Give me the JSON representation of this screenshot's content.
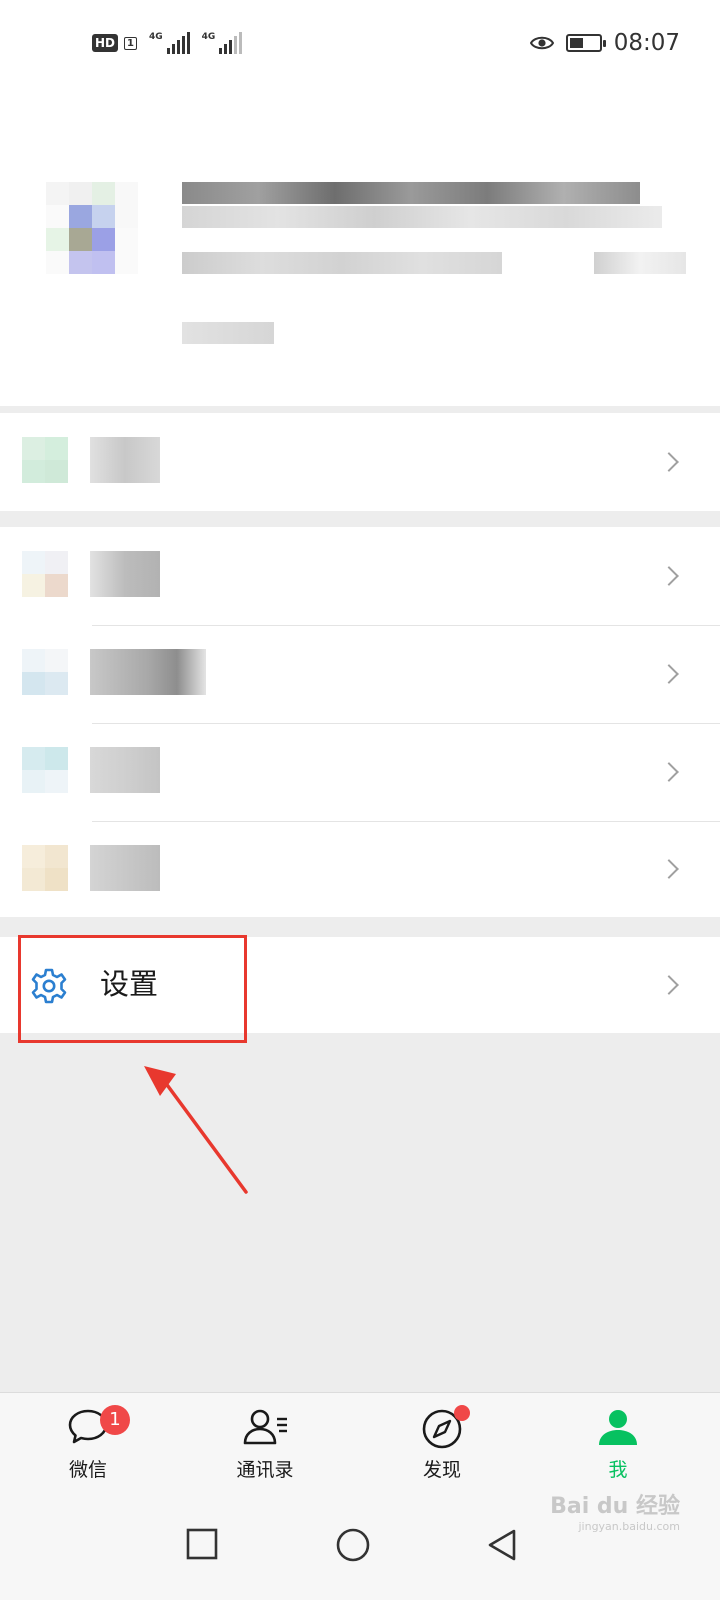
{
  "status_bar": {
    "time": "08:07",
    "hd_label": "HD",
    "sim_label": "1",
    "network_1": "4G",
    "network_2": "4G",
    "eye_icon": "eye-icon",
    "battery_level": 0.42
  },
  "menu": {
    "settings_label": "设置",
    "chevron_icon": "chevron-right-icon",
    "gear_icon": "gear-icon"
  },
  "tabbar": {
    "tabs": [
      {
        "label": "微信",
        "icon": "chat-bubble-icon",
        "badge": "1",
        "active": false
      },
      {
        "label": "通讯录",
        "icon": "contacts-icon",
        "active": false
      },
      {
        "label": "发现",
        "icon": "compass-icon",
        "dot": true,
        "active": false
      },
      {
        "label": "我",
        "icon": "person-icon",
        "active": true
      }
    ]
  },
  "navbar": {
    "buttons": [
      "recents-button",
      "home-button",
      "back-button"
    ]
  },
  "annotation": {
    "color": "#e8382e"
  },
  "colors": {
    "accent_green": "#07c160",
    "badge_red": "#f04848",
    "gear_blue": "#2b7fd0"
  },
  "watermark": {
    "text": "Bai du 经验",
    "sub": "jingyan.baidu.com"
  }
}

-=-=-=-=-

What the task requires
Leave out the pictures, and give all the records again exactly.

Expected answer
Give me the JSON representation of this screenshot's content.
{
  "status_bar": {
    "time": "08:07",
    "hd_label": "HD",
    "sim_label": "1",
    "network_1": "4G",
    "network_2": "4G",
    "eye_icon": "eye-icon",
    "battery_level": 0.42
  },
  "menu": {
    "settings_label": "设置",
    "chevron_icon": "chevron-right-icon",
    "gear_icon": "gear-icon"
  },
  "tabbar": {
    "tabs": [
      {
        "label": "微信",
        "icon": "chat-bubble-icon",
        "badge": "1",
        "active": false
      },
      {
        "label": "通讯录",
        "icon": "contacts-icon",
        "active": false
      },
      {
        "label": "发现",
        "icon": "compass-icon",
        "dot": true,
        "active": false
      },
      {
        "label": "我",
        "icon": "person-icon",
        "active": true
      }
    ]
  },
  "navbar": {
    "buttons": [
      "recents-button",
      "home-button",
      "back-button"
    ]
  },
  "annotation": {
    "color": "#e8382e"
  },
  "colors": {
    "accent_green": "#07c160",
    "badge_red": "#f04848",
    "gear_blue": "#2b7fd0"
  },
  "watermark": {
    "text": "Bai du 经验",
    "sub": "jingyan.baidu.com"
  }
}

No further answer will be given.